An individual who featured in a documentary about the 24/7 vigil Candlelight Across the Street is quoted as saying: “If mankind’s fundamental qualities ‘truthfulness, compassion and forbearance’ are undermined, then it will hurt all of us.”
“Part of the reason my father is so determined is so that this generation of people could have a good future,” added another.
Sometimes the temperature in London falls below freezing point, with rain, sleet, and snow. Dozens of Falun Dafa practitioners participate in the vigil, which is usually for three or four hours at a time, but often longer. The night shift, from 10 p.m. to 6 a.m., can be daunting, as French photographer Phil Le Gal discovered when he spent 24 hours with them, taking photos and learning why they are so steadfast.
“That showed me the determination of the protesters, and the weather condition they are facing everyday, every year; from very cold and wet condition,” Le Gal said.
In the movie, the story of Amy is truly heartbreaking. She was denied a loving home with her parents, as both were arrested and thrown into prison.
At the time of the arrest, Amy had arrived home from school one day, and suddenly a stranger put a hand over her mouth and whispered: “Be quiet. We are here to arrest your mother.”
Her father is still serving his more-than-15-year sentence.
Growing up without the loving care of her parents gave her a certain resilience, as one can see in the film. She joined the vigil as part of her effort to help rescue her father and other practitioners from being illegally imprisoned.
Her father once told her from behind bars, “The things I’m doing right now is so that your generation will live in a better place in the future.”
Yudong Gao is another practitioner in the film. She once had to spend three days and nights at the vigil due to a snowstorm halting the trains, which prevented other practitioners from taking their shifts. As a coordinator, she took it upon herself to cover the shifts. On the fourth morning, she asked to use a nearby washbasin at the Royal Architects’ Association to wash her hair and tidy up. Then she went straight to work. Workmates exclaimed she must have been on a holiday, as she was literally glowing.
Yudong does like meditating in the rain. “Some people enjoy taking a walk in the rain. They think it’s romantic. When I meditate in the rain, actually I feel a sense of transcendence that cultivators feel,” she said, admitting that constant rain for days on end is a little hard to bear, with clothes that are continually wet.
One of the first meditators to begin the relay was Luo Yuan, senior computer network instructor at Middlesex University. For at least 10 years, he has always taken the Saturday night shift. He admits the cold is one of the hardest things to endure; sometimes it doesn’t matter how much you are wearing, it makes no difference.
Tour guide Xiaolong Lin also takes a night shift. “Especially in winter, you shiver when you open the door. But in China, the practitioners are suffering persecution in prison. Compared with that, this is really nothing,” he said. “And if you don’t come, someone else has to cover the shift,” he added.

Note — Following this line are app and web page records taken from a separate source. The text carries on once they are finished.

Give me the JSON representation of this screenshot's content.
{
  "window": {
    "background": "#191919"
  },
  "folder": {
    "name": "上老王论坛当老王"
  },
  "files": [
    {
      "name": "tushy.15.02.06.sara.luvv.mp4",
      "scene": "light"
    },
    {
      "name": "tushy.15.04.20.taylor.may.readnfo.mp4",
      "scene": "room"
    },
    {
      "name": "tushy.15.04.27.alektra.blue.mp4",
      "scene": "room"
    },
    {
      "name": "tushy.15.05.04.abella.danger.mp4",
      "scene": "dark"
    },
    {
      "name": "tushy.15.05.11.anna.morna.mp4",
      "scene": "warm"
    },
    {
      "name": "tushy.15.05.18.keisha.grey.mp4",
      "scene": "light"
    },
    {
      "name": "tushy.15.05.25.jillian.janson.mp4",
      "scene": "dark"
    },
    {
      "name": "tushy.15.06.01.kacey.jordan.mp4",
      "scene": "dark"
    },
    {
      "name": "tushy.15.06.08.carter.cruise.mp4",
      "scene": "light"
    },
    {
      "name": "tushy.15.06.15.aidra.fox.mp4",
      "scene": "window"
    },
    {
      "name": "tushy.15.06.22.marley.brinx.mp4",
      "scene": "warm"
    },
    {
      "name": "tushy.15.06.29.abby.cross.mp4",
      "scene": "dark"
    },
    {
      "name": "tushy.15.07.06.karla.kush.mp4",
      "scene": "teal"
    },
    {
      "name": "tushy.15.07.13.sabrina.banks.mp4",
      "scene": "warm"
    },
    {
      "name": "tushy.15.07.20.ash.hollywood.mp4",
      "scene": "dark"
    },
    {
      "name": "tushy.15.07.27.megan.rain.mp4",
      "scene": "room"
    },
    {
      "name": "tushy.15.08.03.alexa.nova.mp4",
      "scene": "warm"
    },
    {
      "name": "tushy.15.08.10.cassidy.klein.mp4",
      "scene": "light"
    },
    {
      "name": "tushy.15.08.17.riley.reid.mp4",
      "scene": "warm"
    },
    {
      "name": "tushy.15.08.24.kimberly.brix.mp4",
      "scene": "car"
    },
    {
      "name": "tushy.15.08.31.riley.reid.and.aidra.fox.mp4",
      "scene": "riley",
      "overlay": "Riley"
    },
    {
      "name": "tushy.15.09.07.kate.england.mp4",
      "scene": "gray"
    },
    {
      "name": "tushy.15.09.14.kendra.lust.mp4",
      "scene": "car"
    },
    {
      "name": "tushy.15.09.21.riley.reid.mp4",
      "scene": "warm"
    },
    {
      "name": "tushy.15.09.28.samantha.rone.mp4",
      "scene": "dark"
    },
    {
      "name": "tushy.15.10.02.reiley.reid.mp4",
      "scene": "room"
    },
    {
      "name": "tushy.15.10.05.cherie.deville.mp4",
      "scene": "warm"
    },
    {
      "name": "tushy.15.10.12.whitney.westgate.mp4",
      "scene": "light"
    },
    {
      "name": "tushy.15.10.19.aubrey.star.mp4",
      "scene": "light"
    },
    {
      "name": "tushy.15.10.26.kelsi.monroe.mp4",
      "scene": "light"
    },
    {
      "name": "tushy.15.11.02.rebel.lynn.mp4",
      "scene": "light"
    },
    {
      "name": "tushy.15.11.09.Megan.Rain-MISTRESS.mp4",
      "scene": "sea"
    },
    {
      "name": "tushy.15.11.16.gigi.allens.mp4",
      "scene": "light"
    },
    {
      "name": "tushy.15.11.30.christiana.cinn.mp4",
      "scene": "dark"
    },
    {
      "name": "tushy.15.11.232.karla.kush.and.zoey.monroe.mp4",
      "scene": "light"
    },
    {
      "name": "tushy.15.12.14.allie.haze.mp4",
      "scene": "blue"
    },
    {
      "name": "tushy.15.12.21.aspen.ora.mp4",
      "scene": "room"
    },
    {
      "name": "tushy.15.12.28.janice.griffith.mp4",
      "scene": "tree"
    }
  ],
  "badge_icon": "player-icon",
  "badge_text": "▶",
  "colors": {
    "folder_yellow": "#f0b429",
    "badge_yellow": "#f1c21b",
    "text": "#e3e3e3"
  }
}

During the past 16 years, the vigil has received unwavering support from many passersby; some leave messages of support, while others bring food and drinks to the practitioners, even flowers. Thousands have signed the petitions to end the persecution and stop the organ harvesting. These petitions are placed for passersby to sign at the vigil site.
Watch the documentary below: